"I like to lecture," Pearl said. "Would they want me to walk into an ethics class and tell them what happened? And the mistakes that I made and how I'd do it differently and how they could learn from that?"
Right now, Pearl is having fun at ESPN. Coaching jobs aren't available yet, and he doesn't even know if the right opportunity will come up in the next few months. Or ever. He's 100% committed to developing his skills as a broadcaster and would be happy doing TV for a long time.
"I think there are some coaches who are doing this to buy their time," he said. "I want to be a great analyst. I want ESPN to be able to look at me and say, 'We can send him anywhere, anytime.' I'm not there yet, but that's what I want to get to."
And Pearl is good at it. ESPN hires a lot of former coaches and athletes to be analysts. But senior coordinating producer Barry Sacks, who is one of the people in Pearl's earpiece when he's on set, thinks Pearl is different from others he's worked with.
"There are some that complain, some that come in and are happy with what it is and are just satisfied," Sacks said. "He has always pushed. He's always asking, 'What did you think of that? How can I be better?' Not everybody is like that. It's pretty refreshing to see."
On TV, Pearl is animated, engaging and passionate, just like he was in the locker room. And just like he is all the time. Walking through the halls at ESPN, Pearl fist-bumps production assistants, producers and other employees he sees throughout the day.
He likes working for ESPN because it's still an opportunity to teach an audience terminology so they can better understand the game. He's always teaching.

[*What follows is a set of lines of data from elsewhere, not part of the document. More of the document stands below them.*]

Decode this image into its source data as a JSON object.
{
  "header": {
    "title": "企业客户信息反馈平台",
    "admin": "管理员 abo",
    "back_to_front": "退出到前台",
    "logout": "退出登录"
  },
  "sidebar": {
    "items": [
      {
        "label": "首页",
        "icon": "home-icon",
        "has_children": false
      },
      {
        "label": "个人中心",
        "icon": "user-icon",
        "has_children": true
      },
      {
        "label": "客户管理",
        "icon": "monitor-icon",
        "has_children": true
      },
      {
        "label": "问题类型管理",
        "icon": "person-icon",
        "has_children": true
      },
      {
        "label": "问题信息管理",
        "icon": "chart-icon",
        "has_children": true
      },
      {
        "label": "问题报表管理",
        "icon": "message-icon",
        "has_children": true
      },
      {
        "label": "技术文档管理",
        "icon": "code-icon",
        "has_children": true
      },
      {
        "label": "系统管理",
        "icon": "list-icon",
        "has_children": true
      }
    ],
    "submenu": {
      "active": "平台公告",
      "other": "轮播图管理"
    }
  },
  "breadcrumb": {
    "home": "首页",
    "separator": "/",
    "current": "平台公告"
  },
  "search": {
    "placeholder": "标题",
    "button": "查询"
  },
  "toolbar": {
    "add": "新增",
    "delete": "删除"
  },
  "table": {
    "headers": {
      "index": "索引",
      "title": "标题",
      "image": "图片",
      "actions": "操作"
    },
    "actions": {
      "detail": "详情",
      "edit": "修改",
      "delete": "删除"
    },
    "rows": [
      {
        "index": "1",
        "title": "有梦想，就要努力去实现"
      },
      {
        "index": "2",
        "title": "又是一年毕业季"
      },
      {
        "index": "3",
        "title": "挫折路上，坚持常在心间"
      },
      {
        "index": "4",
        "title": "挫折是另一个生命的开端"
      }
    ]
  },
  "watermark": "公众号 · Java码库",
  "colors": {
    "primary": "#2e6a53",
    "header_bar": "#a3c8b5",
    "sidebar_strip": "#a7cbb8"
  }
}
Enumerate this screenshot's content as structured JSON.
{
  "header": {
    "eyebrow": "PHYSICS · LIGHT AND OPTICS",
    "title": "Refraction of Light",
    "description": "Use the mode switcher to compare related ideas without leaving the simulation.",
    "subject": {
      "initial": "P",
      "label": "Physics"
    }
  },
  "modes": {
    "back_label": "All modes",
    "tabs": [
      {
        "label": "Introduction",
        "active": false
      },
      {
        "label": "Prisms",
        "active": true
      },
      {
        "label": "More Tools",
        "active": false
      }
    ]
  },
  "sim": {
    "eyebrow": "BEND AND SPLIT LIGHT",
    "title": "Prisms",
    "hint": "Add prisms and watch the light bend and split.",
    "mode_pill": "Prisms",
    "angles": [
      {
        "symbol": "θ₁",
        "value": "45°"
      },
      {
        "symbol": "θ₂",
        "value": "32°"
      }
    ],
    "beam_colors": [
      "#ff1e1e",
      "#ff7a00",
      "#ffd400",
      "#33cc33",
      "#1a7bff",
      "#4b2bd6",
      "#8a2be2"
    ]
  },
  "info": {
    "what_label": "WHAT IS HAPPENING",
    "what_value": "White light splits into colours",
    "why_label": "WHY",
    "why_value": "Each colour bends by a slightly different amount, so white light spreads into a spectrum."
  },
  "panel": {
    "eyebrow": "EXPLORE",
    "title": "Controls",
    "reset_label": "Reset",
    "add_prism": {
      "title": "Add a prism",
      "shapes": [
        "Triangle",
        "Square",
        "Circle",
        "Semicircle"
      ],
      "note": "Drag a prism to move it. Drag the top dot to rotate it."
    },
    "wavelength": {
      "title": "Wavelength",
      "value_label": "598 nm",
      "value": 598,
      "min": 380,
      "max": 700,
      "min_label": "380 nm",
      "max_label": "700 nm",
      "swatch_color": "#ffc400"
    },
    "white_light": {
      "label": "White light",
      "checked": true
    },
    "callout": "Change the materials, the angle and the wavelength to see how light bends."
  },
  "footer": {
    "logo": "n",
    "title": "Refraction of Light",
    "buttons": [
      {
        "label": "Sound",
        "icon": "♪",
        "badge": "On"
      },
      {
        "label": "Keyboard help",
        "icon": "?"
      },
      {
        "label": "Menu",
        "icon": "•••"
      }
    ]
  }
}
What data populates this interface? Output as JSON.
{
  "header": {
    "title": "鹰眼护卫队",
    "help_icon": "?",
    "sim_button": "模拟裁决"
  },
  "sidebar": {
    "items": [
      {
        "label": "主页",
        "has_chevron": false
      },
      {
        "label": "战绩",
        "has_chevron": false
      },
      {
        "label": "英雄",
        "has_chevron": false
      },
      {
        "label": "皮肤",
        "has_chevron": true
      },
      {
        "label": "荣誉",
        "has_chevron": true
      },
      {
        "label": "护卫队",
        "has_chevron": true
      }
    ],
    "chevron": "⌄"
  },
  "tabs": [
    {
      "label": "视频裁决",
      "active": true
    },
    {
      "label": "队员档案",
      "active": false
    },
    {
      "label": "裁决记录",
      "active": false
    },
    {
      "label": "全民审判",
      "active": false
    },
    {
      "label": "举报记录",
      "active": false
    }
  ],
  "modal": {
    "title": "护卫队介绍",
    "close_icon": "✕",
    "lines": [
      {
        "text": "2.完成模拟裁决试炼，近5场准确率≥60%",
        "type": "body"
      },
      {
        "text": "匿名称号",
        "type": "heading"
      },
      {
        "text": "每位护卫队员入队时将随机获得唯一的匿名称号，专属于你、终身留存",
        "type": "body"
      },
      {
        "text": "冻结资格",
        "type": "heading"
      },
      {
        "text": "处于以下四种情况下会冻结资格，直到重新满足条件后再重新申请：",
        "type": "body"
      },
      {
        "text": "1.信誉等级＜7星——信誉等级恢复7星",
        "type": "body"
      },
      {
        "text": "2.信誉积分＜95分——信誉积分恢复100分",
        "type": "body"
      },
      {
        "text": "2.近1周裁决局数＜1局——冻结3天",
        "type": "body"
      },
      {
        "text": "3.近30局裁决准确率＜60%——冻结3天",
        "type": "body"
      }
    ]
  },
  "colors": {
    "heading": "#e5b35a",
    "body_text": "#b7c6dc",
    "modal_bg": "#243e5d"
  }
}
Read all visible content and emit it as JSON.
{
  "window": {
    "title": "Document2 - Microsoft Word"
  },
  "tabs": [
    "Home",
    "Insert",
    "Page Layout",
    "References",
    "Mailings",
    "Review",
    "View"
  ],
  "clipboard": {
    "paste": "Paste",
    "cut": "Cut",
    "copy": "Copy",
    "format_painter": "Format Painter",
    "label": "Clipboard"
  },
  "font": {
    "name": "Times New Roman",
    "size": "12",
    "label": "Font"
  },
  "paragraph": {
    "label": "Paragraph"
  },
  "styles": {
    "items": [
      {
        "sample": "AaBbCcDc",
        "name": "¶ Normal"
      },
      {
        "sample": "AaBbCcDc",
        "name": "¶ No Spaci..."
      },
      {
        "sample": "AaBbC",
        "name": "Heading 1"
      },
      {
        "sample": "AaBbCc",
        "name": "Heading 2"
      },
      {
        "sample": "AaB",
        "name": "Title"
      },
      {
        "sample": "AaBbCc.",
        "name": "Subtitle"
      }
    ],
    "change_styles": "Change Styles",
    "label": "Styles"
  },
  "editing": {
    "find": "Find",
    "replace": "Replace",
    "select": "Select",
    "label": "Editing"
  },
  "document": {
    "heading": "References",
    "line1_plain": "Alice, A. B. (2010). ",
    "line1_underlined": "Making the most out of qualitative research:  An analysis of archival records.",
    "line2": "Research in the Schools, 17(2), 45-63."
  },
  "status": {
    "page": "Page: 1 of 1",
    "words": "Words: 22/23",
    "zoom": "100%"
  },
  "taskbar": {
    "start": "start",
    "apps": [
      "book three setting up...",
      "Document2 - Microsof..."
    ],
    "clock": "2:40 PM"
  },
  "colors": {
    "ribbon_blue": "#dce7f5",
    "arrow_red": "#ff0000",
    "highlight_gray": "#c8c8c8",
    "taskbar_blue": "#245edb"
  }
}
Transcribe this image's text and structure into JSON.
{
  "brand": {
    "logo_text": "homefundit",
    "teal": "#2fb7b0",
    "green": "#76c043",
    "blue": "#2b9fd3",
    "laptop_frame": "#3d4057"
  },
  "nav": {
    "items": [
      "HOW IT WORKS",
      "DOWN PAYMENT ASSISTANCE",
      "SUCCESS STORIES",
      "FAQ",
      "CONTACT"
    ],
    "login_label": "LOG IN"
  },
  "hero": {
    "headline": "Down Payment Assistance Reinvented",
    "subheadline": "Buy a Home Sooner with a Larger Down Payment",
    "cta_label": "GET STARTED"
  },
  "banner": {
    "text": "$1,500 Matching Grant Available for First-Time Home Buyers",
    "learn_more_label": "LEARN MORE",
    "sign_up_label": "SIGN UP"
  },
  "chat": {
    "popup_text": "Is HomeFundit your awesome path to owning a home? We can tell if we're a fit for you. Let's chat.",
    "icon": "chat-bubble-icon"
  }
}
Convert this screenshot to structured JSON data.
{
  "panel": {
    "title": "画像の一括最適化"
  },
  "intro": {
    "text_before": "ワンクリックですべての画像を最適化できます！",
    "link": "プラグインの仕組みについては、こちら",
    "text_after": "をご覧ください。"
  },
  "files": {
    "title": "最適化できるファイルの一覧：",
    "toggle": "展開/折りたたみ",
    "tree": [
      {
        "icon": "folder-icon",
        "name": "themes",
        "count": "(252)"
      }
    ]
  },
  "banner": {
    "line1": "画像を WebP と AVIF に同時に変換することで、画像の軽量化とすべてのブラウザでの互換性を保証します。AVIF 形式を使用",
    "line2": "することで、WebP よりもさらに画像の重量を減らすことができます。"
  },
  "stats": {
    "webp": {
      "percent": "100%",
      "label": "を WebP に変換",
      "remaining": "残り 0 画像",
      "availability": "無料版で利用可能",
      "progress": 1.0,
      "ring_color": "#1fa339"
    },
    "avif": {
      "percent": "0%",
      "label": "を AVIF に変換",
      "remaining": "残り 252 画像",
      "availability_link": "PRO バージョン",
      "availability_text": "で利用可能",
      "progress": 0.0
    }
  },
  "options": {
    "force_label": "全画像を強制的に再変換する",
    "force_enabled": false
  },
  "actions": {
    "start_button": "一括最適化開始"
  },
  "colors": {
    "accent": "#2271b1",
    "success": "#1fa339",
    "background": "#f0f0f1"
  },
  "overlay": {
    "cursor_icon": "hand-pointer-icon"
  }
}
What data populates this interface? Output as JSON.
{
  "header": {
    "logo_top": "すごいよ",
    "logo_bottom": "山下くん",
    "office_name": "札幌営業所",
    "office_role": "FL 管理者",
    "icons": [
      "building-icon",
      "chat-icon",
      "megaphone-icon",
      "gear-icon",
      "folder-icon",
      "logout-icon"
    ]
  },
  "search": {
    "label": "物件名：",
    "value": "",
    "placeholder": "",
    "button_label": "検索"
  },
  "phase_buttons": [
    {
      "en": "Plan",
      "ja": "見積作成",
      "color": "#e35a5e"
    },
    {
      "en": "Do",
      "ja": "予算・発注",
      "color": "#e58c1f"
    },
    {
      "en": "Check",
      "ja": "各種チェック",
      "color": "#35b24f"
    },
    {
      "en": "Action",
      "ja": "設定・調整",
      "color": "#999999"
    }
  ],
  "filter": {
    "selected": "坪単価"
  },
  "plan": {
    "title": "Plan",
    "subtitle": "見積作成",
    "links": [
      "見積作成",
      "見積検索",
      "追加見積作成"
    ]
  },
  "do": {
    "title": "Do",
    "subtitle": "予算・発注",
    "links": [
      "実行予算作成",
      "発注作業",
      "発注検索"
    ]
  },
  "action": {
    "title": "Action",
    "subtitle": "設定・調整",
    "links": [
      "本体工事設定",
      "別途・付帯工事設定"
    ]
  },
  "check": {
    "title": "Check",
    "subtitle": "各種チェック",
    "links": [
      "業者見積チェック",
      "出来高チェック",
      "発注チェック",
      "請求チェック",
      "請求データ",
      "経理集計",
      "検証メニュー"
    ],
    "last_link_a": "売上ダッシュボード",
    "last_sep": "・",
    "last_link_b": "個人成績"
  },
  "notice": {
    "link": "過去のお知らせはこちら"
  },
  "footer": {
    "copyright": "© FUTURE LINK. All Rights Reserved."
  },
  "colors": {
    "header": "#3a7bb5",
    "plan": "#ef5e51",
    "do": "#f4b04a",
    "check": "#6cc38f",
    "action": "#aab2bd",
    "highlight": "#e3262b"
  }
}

The hardest thing though is keeping his segments short and concise.
"I can't do anything in 30 seconds," he said, laughing. "You know what time practice ended when I was coaching? When I said it ended. Now, producers are in my ear with a 30-second timeout. It's OK because I'm a team player. But I want to write a book every time I'm on TV."
During a TV break, Pearl stands in front of four flat screens off to the side of the ESPN set watching four different games. His focus is on No. 5 Louisville at No. 9 Cincinnati. With 1:30 to play, there's a debate about whether the ball rolled out of bounds off Cardinals guard Russ Smith's foot or hit Bearcats forward Shaquille Thomas' heel. At first the officials rule Louisville ball, then change their minds to Cincinnati ball, then after another review, rule in favor of Louisville.
"Look, the ball changes direction after it hits his heel," Pearl explains as to why it should be Louisville's ball.
Pearl is anxious to see Cincinnati coach Mick Cronin's reaction after the call was reversed again.
"Show Mick's face, show Mick's face," Pearl says at the TV. "He's going to be mad."
Tennessee hasn't made it back to the NCAA tournament since Pearl was fired and the Vols are currently 16-11, 7-7 in the SEC. UT fans recently started a petition to bring Pearl back and it has over 21,000 signatures. Pearl is aware. "I'm on Twitter," he said.
A return is unlikely, but his orange blazer still hangs in his closet.
To watch Pearl watch a college basketball game is like watching pure happiness. He loves the game so much. Even he doesn't know if he'll get back into coaching or stick with ESPN.
"You never know," he said, smiling. "It's great to have options."